| Exercise aim |
Exact copy, pictures excluded: reproduce every record below.

| Records for this task |
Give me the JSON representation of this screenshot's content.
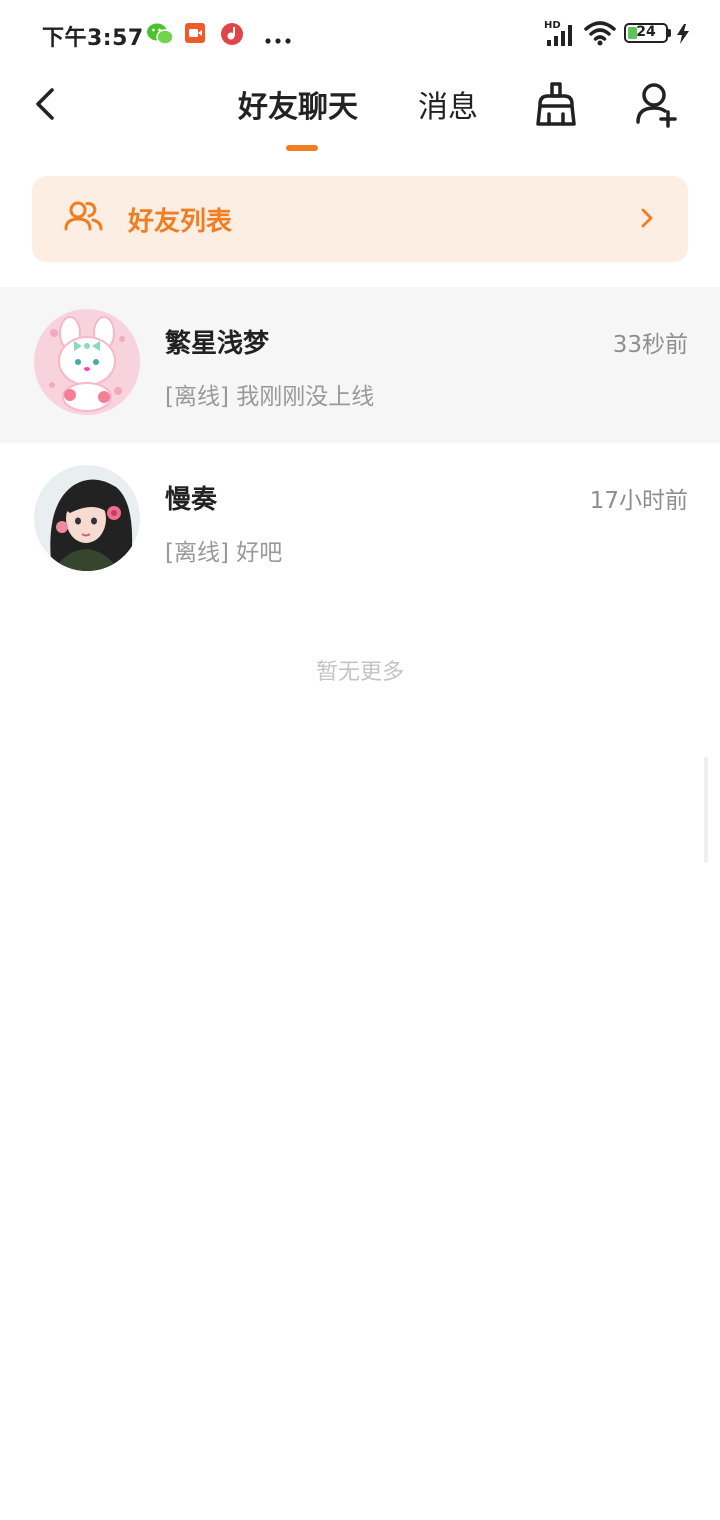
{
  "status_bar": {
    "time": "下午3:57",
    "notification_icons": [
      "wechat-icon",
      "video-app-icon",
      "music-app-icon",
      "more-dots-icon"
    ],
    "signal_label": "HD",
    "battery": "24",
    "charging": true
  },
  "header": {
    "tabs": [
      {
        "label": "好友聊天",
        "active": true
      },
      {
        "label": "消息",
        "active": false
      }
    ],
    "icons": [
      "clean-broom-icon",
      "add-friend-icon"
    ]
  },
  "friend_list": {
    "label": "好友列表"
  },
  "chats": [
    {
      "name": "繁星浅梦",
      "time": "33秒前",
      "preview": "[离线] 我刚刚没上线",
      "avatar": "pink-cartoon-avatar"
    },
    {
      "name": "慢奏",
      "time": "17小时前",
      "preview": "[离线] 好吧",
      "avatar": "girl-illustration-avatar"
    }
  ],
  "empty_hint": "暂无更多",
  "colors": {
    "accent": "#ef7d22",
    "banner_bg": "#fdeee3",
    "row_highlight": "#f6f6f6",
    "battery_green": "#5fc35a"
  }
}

| Solution to this exercise |
Give me the JSON representation of this screenshot's content.
{
  "status_bar": {
    "time": "下午3:57",
    "notification_icons": [
      "wechat-icon",
      "video-app-icon",
      "music-app-icon",
      "more-dots-icon"
    ],
    "signal_label": "HD",
    "battery": "24",
    "charging": true
  },
  "header": {
    "tabs": [
      {
        "label": "好友聊天",
        "active": true
      },
      {
        "label": "消息",
        "active": false
      }
    ],
    "icons": [
      "clean-broom-icon",
      "add-friend-icon"
    ]
  },
  "friend_list": {
    "label": "好友列表"
  },
  "chats": [
    {
      "name": "繁星浅梦",
      "time": "33秒前",
      "preview": "[离线] 我刚刚没上线",
      "avatar": "pink-cartoon-avatar"
    },
    {
      "name": "慢奏",
      "time": "17小时前",
      "preview": "[离线] 好吧",
      "avatar": "girl-illustration-avatar"
    }
  ],
  "empty_hint": "暂无更多",
  "colors": {
    "accent": "#ef7d22",
    "banner_bg": "#fdeee3",
    "row_highlight": "#f6f6f6",
    "battery_green": "#5fc35a"
  }
}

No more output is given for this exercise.